Activity: Return the records that follow, matching each one exactly.
═════ Provided material
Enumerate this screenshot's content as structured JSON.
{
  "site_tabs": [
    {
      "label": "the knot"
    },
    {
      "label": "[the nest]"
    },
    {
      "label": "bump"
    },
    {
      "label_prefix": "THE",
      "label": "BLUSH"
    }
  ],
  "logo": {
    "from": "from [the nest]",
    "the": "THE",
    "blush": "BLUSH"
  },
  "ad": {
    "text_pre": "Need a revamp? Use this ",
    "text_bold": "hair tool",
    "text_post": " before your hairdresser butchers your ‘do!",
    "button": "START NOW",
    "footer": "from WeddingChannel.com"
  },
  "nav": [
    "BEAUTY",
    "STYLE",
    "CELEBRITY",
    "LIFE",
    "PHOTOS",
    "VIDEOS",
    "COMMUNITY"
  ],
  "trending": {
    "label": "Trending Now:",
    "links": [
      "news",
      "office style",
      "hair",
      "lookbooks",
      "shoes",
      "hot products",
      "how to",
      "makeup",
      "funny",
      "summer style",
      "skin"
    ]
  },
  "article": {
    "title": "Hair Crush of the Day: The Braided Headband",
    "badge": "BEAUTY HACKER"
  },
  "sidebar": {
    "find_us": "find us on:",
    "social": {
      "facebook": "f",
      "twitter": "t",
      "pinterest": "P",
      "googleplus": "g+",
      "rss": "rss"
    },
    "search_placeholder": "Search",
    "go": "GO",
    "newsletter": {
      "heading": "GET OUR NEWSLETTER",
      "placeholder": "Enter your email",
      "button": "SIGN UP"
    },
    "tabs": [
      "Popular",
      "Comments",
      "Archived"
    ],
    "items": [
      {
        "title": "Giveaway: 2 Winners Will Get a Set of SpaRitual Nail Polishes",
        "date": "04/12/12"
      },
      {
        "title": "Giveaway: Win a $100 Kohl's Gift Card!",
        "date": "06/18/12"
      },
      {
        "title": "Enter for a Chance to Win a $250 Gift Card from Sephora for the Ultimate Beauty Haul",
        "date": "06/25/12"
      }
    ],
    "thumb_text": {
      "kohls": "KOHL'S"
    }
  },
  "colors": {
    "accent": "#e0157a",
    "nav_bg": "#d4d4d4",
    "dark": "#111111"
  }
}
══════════
Output:
Enumerate this screenshot's content as structured JSON.
{
  "site_tabs": [
    {
      "label": "the knot"
    },
    {
      "label": "[the nest]"
    },
    {
      "label": "bump"
    },
    {
      "label_prefix": "THE",
      "label": "BLUSH"
    }
  ],
  "logo": {
    "from": "from [the nest]",
    "the": "THE",
    "blush": "BLUSH"
  },
  "ad": {
    "text_pre": "Need a revamp? Use this ",
    "text_bold": "hair tool",
    "text_post": " before your hairdresser butchers your ‘do!",
    "button": "START NOW",
    "footer": "from WeddingChannel.com"
  },
  "nav": [
    "BEAUTY",
    "STYLE",
    "CELEBRITY",
    "LIFE",
    "PHOTOS",
    "VIDEOS",
    "COMMUNITY"
  ],
  "trending": {
    "label": "Trending Now:",
    "links": [
      "news",
      "office style",
      "hair",
      "lookbooks",
      "shoes",
      "hot products",
      "how to",
      "makeup",
      "funny",
      "summer style",
      "skin"
    ]
  },
  "article": {
    "title": "Hair Crush of the Day: The Braided Headband",
    "badge": "BEAUTY HACKER"
  },
  "sidebar": {
    "find_us": "find us on:",
    "social": {
      "facebook": "f",
      "twitter": "t",
      "pinterest": "P",
      "googleplus": "g+",
      "rss": "rss"
    },
    "search_placeholder": "Search",
    "go": "GO",
    "newsletter": {
      "heading": "GET OUR NEWSLETTER",
      "placeholder": "Enter your email",
      "button": "SIGN UP"
    },
    "tabs": [
      "Popular",
      "Comments",
      "Archived"
    ],
    "items": [
      {
        "title": "Giveaway: 2 Winners Will Get a Set of SpaRitual Nail Polishes",
        "date": "04/12/12"
      },
      {
        "title": "Giveaway: Win a $100 Kohl's Gift Card!",
        "date": "06/18/12"
      },
      {
        "title": "Enter for a Chance to Win a $250 Gift Card from Sephora for the Ultimate Beauty Haul",
        "date": "06/25/12"
      }
    ],
    "thumb_text": {
      "kohls": "KOHL'S"
    }
  },
  "colors": {
    "accent": "#e0157a",
    "nav_bg": "#d4d4d4",
    "dark": "#111111"
  }
}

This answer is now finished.